Your answer should be the lines of the data below that contain "structured".

== DATA SUPPLIED

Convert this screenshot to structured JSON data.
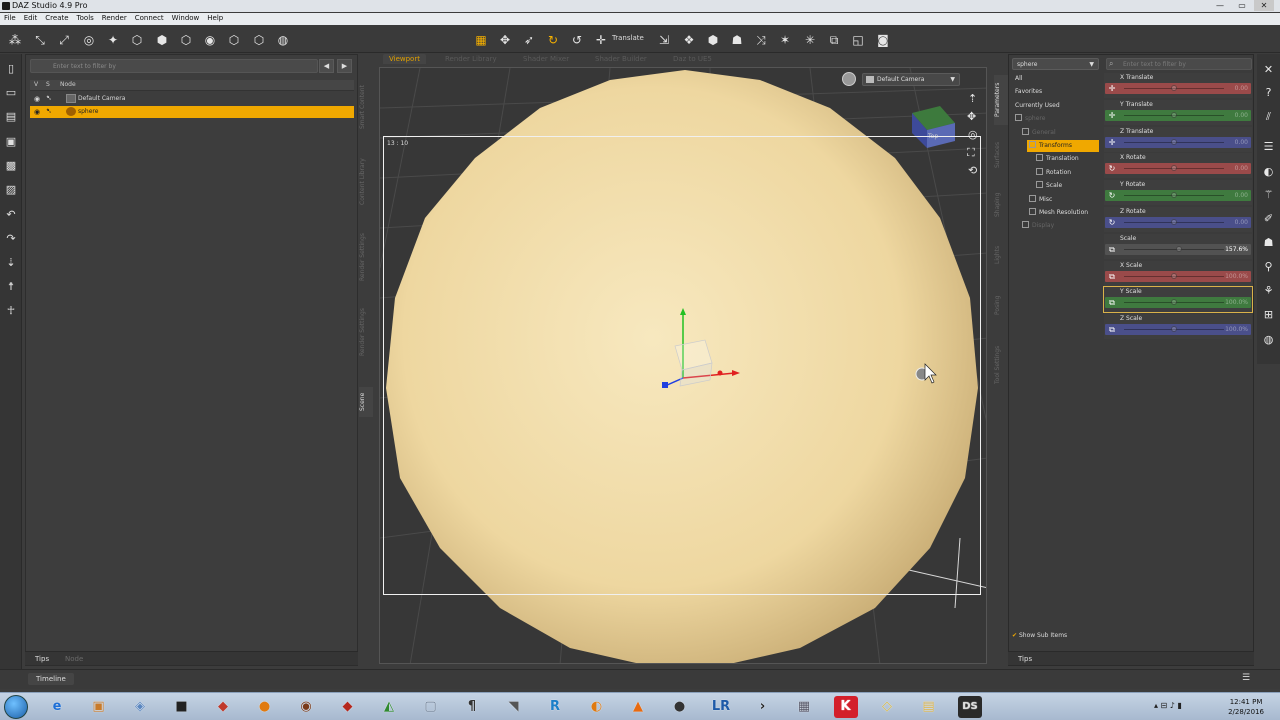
{
  "window": {
    "title": "DAZ Studio 4.9 Pro"
  },
  "menu": [
    "File",
    "Edit",
    "Create",
    "Tools",
    "Render",
    "Connect",
    "Window",
    "Help"
  ],
  "toolbar": {
    "active_tool_label": "Translate"
  },
  "scene": {
    "filter_placeholder": "Enter text to filter by",
    "col_v": "V",
    "col_s": "S",
    "col_node": "Node",
    "nodes": [
      {
        "label": "Default Camera",
        "selected": false
      },
      {
        "label": "sphere",
        "selected": true
      }
    ],
    "bottom_tabs": [
      "Tips",
      "Node"
    ]
  },
  "left_vtabs": [
    "Smart Content",
    "Content Library",
    "Render Settings",
    "Scene"
  ],
  "viewport": {
    "tabs": [
      "Viewport",
      "Render Library",
      "Shader Mixer",
      "Shader Builder",
      "Daz to UE5"
    ],
    "camera": "Default Camera",
    "aspect_label": "13 : 10",
    "cube_label": "Top"
  },
  "right_vtabs": [
    "Parameters",
    "Surfaces",
    "Shaping",
    "Lights",
    "Posing",
    "Tool Settings",
    "Content"
  ],
  "params": {
    "node": "sphere",
    "filter_placeholder": "Enter text to filter by",
    "tree": [
      {
        "label": "All",
        "indent": 0,
        "style": "normal"
      },
      {
        "label": "Favorites",
        "indent": 0,
        "style": "normal"
      },
      {
        "label": "Currently Used",
        "indent": 0,
        "style": "normal"
      },
      {
        "label": "sphere",
        "indent": 0,
        "style": "dim"
      },
      {
        "label": "General",
        "indent": 1,
        "style": "dim"
      },
      {
        "label": "Transforms",
        "indent": 2,
        "style": "hl"
      },
      {
        "label": "Translation",
        "indent": 3,
        "style": "normal"
      },
      {
        "label": "Rotation",
        "indent": 3,
        "style": "normal"
      },
      {
        "label": "Scale",
        "indent": 3,
        "style": "normal"
      },
      {
        "label": "Misc",
        "indent": 2,
        "style": "normal"
      },
      {
        "label": "Mesh Resolution",
        "indent": 2,
        "style": "normal"
      },
      {
        "label": "Display",
        "indent": 1,
        "style": "dim"
      }
    ],
    "sliders": [
      {
        "name": "X Translate",
        "value": "0.00",
        "color": "#9a4a4a",
        "icon": "move"
      },
      {
        "name": "Y Translate",
        "value": "0.00",
        "color": "#3f7a3f",
        "icon": "move"
      },
      {
        "name": "Z Translate",
        "value": "0.00",
        "color": "#4a4f8a",
        "icon": "move"
      },
      {
        "name": "X Rotate",
        "value": "0.00",
        "color": "#9a4a4a",
        "icon": "rotate"
      },
      {
        "name": "Y Rotate",
        "value": "0.00",
        "color": "#3f7a3f",
        "icon": "rotate"
      },
      {
        "name": "Z Rotate",
        "value": "0.00",
        "color": "#4a4f8a",
        "icon": "rotate"
      },
      {
        "name": "Scale",
        "value": "157.6%",
        "color": "#525252",
        "icon": "scale",
        "bright": true,
        "level": 0.55
      },
      {
        "name": "X Scale",
        "value": "100.0%",
        "color": "#9a4a4a",
        "icon": "scale"
      },
      {
        "name": "Y Scale",
        "value": "100.0%",
        "color": "#3f7a3f",
        "icon": "scale",
        "outlined": true
      },
      {
        "name": "Z Scale",
        "value": "100.0%",
        "color": "#4a4f8a",
        "icon": "scale"
      }
    ],
    "show_sub_items": "Show Sub Items",
    "bottom_tab": "Tips"
  },
  "timeline": {
    "label": "Timeline"
  },
  "taskbar": {
    "time": "12:41 PM",
    "date": "2/28/2016",
    "apps": [
      {
        "glyph": "e",
        "color": "#1e6fd6"
      },
      {
        "glyph": "▣",
        "color": "#c87a2a"
      },
      {
        "glyph": "◈",
        "color": "#5a86c0"
      },
      {
        "glyph": "■",
        "color": "#222"
      },
      {
        "glyph": "◆",
        "color": "#c0392b"
      },
      {
        "glyph": "●",
        "color": "#e07a10"
      },
      {
        "glyph": "◉",
        "color": "#7a3a1a"
      },
      {
        "glyph": "◆",
        "color": "#b5281e"
      },
      {
        "glyph": "◭",
        "color": "#2f8a2f"
      },
      {
        "glyph": "▢",
        "color": "#6e7f95"
      },
      {
        "glyph": "¶",
        "color": "#333"
      },
      {
        "glyph": "◥",
        "color": "#555"
      },
      {
        "glyph": "R",
        "color": "#1a7fc8"
      },
      {
        "glyph": "◐",
        "color": "#e07a10"
      },
      {
        "glyph": "▲",
        "color": "#e86a10"
      },
      {
        "glyph": "●",
        "color": "#333"
      },
      {
        "glyph": "LR",
        "color": "#1e5aa8"
      },
      {
        "glyph": "›",
        "color": "#222"
      },
      {
        "glyph": "▦",
        "color": "#556"
      },
      {
        "glyph": "K",
        "color": "#d31f2a"
      },
      {
        "glyph": "◇",
        "color": "#d6b84a"
      },
      {
        "glyph": "▤",
        "color": "#d9b24a"
      },
      {
        "glyph": "DS",
        "color": "#2a2a2a"
      }
    ]
  },
  "colors": {
    "accent": "#f0a800",
    "sphere": "#f0dca8",
    "viewport_bg": "#373737"
  }
}
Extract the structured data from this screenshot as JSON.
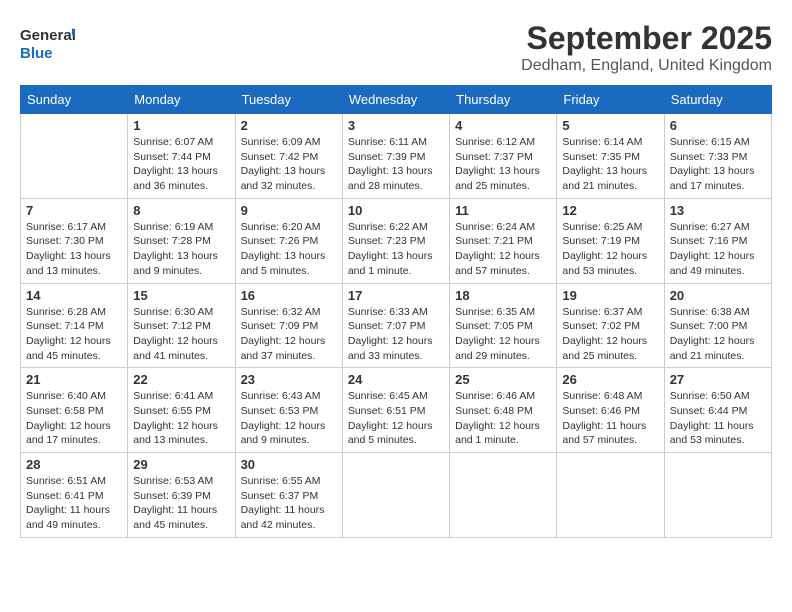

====

• [OUTPUT]:
Convert this screenshot to structured JSON data.
Extract the structured data from this screenshot as JSON.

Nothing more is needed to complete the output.